Aim of the exercise
Look through the lines below and copy each one that includes "triangle".

Component data from apps and pages:
+++

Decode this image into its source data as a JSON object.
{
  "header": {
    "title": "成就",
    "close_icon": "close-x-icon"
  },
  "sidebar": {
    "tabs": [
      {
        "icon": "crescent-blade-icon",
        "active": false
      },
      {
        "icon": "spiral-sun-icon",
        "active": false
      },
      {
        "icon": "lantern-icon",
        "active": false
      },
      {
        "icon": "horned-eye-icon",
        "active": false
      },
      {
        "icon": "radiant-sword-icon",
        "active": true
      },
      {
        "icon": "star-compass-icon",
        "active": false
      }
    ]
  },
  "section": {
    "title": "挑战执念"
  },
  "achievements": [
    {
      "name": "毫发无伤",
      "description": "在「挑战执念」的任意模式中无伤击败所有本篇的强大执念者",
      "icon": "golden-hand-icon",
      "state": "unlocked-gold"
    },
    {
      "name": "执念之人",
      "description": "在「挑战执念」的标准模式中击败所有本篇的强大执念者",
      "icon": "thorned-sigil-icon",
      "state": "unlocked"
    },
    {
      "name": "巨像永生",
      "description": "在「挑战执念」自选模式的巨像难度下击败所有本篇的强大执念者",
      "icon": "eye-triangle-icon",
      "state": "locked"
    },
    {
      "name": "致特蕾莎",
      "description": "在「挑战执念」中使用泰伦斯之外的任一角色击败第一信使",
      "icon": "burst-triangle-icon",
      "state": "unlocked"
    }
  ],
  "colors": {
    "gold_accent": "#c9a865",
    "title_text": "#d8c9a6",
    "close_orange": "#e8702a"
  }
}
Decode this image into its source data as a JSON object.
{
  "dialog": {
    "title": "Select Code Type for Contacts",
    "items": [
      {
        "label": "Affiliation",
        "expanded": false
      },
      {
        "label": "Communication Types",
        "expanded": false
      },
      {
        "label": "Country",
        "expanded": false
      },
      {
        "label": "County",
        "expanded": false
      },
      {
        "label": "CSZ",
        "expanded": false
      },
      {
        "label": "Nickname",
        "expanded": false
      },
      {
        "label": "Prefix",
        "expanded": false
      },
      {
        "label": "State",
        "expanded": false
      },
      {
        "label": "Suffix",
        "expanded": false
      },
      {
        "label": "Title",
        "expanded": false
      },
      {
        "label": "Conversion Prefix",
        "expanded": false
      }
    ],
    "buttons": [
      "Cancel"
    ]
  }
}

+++

Answer section
      "icon": "eye-triangle-icon",
      "icon": "burst-triangle-icon",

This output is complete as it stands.